Here’s the kicker. The state says that dogs cannot be banned by breed by county or city governments. It does, however, outlaw ownership of .50 caliber rifles. I’ve yet to hear of someone getting whacked by a .50, but dangerous dogs maul several people (mostly children) to death each year. I’ve never heard of ferrets doing in anyone either, but they, too, are on the proscribed list.
If you like the weird, the kookie, the strange, and the bizarre, you might consider this as your destination of choice. I mean, where else will you find that your child’s third grade teacher has purple hair, tattoos, a face full of metal, and is named “Rainbow?”
Monday, June 06, 2005
Extremism begets extremism, or so it seems. You bomb us, we’ll nuke you. There’s always escalation; it wouldn’t be extremism if there were any sort of self imposed restraint.
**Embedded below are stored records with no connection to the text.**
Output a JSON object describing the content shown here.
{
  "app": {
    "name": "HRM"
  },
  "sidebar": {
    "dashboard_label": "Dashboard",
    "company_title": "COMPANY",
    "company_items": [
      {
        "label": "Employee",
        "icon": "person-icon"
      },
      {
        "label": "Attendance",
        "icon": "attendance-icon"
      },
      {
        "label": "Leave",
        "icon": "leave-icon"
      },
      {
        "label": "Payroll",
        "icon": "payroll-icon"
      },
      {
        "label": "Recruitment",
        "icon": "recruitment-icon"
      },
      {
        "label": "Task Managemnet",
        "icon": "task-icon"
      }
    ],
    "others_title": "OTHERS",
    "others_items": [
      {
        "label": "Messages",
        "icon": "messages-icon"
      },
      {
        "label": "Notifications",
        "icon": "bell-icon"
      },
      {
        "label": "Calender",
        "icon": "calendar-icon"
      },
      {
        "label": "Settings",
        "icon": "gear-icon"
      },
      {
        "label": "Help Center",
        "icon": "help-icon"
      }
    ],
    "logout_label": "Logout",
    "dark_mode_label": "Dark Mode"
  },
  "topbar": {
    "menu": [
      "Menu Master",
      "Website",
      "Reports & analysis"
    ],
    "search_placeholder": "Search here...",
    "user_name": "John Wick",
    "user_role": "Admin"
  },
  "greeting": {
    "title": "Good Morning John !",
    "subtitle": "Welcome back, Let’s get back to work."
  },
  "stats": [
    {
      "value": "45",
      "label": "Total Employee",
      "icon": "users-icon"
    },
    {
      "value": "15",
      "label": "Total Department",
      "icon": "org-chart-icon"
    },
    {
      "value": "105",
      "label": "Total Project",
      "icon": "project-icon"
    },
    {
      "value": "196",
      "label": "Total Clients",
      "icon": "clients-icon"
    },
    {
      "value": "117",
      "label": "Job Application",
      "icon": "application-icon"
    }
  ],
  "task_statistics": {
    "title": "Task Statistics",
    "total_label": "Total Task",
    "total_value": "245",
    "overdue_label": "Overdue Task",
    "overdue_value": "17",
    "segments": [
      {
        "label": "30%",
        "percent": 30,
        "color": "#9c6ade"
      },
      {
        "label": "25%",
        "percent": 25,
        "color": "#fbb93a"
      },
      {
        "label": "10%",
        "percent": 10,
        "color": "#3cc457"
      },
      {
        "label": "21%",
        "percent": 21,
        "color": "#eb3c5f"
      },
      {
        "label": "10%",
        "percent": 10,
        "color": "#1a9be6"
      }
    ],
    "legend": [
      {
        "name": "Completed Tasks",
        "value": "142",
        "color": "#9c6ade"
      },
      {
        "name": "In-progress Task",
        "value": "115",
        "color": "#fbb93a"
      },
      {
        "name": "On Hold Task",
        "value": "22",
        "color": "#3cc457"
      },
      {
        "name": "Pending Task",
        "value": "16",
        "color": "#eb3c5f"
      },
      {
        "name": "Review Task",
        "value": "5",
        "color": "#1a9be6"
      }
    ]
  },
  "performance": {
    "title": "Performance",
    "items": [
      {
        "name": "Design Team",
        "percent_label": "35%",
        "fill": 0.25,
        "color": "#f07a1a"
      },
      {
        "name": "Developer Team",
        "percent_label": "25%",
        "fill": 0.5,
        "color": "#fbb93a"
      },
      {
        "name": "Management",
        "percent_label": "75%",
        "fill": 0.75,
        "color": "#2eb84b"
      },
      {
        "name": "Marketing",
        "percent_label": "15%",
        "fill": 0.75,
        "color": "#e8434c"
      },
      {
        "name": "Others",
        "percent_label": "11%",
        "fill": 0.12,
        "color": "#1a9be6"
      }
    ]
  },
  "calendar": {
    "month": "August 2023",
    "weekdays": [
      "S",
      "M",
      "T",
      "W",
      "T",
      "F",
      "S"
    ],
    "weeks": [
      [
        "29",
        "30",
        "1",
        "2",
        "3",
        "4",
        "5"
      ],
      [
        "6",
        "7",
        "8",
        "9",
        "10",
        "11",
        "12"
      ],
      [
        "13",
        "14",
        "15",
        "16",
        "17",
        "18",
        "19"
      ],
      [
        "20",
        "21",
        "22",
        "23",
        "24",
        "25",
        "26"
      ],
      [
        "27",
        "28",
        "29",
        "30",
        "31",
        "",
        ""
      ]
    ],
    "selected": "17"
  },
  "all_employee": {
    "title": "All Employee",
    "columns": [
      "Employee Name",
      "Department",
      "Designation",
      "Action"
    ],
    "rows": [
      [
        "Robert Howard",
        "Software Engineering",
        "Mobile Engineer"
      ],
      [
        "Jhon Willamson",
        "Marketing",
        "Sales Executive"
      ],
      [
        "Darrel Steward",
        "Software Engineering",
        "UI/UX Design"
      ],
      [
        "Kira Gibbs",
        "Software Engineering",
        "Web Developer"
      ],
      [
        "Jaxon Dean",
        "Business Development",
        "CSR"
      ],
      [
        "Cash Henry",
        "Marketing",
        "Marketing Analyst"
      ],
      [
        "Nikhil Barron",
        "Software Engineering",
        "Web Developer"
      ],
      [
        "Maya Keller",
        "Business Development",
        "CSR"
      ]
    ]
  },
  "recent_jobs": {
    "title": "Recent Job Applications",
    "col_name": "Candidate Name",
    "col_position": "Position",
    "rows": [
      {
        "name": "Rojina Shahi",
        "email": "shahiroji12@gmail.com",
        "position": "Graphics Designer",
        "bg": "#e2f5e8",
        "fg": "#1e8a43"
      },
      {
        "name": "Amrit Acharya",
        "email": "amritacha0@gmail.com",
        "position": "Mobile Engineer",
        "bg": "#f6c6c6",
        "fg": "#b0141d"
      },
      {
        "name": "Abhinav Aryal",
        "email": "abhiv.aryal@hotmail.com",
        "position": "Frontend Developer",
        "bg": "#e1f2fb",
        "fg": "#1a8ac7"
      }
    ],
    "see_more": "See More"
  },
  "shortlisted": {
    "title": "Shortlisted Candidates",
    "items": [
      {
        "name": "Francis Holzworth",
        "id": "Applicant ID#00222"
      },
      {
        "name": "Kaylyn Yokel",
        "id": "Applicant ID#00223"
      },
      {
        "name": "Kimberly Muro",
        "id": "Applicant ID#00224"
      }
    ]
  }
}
I was deeply saddened by two events of rather minor significance in the last few years. The Taliban’s destruction of the Buddhist shrines in Afghanistan along with the antiquities in the National Museum in Kabul and a Federal Court ordering the removal of a sculpture of the 10 Commandments from the rotunda of the Alabama Supreme Court building.
That one act in a far away country of the desecration of one religion’s icons by another religion's zealots hardened my attitude irrevocably towards right wing Islamists.
My own feelings are centrist for the most part until something strikes me as being wrong. What I perceive as an injustice sparks my own extremism. After 9/11 I was delighted the Taliban didn’t cough up Bin Laden and company. It gave us every reason in the world to bomb them back to the stone age. I am personally offended that any Taliban still lives to draw a breath.
The other instance highlighted the Federal Courts’ slow but inexorable movement into the twilight zone of arcane inconsistencies by slavishly following case law and losing sight of right and wrong.
We are losing touch with our roots and who we are and what we stand for. This nation was founded by English-speaking Christians who promptly allowed for freedom of religion in the Bill of Rights in the first clause of the very first amendment. To wit: “Congress shall make no law respecting an establishment of religion, or prohibiting the free exercise thereof . . .”
Seems pretty simple to me; do your own thing and the government has nothing to say on the matter. But the courts do and do they ever. Madalyn Murray’s suit to end coercive bible reading and prayer in the Baltimore School District opened the door to successive actions by legislature and courts that moved the country further and further from its foundation in Judeo-Christian principles as embedded in the Ten Commandments.
Now before you get the idea that I am an adherent of the hell fire and brimstone variety of Christian, let me disabuse you of that notion. I am the kind who when he announces his affiliation draws gimlet-eyed stares from Baptists and Catholics alike. Being pretty casual about observances, I’m sure all those fine Christians are praying for my soul.
Justice Myron Thompson’s order to the Alabama Court strikes me – as well as 77% of those polled by CNN on the matter – as wrong. When over three quarters of the electorate think you’re out to lunch, Judge, you can bet there will be repercussions.
If you can recall the history of post Civil War reconstruction, you will remember the Ku Klux Klan was raised to counter the excesses of the occupation. Nathan Bedford Forrest, it’s founder, disbanded it when it became the gang of racists thugs for which it will always be remembered, but not before it committed even greater crimes than it was set to counter.
Excesses are always countered by greater excesses, and as best as I can tell, that’s what’s happening as I write this. Extremism looks to be the way of the future, so get your tickets early and you can get a front row seat just like George Carlin said you could.
Life is a freak show and Americans get a front row seat.
— George Carlin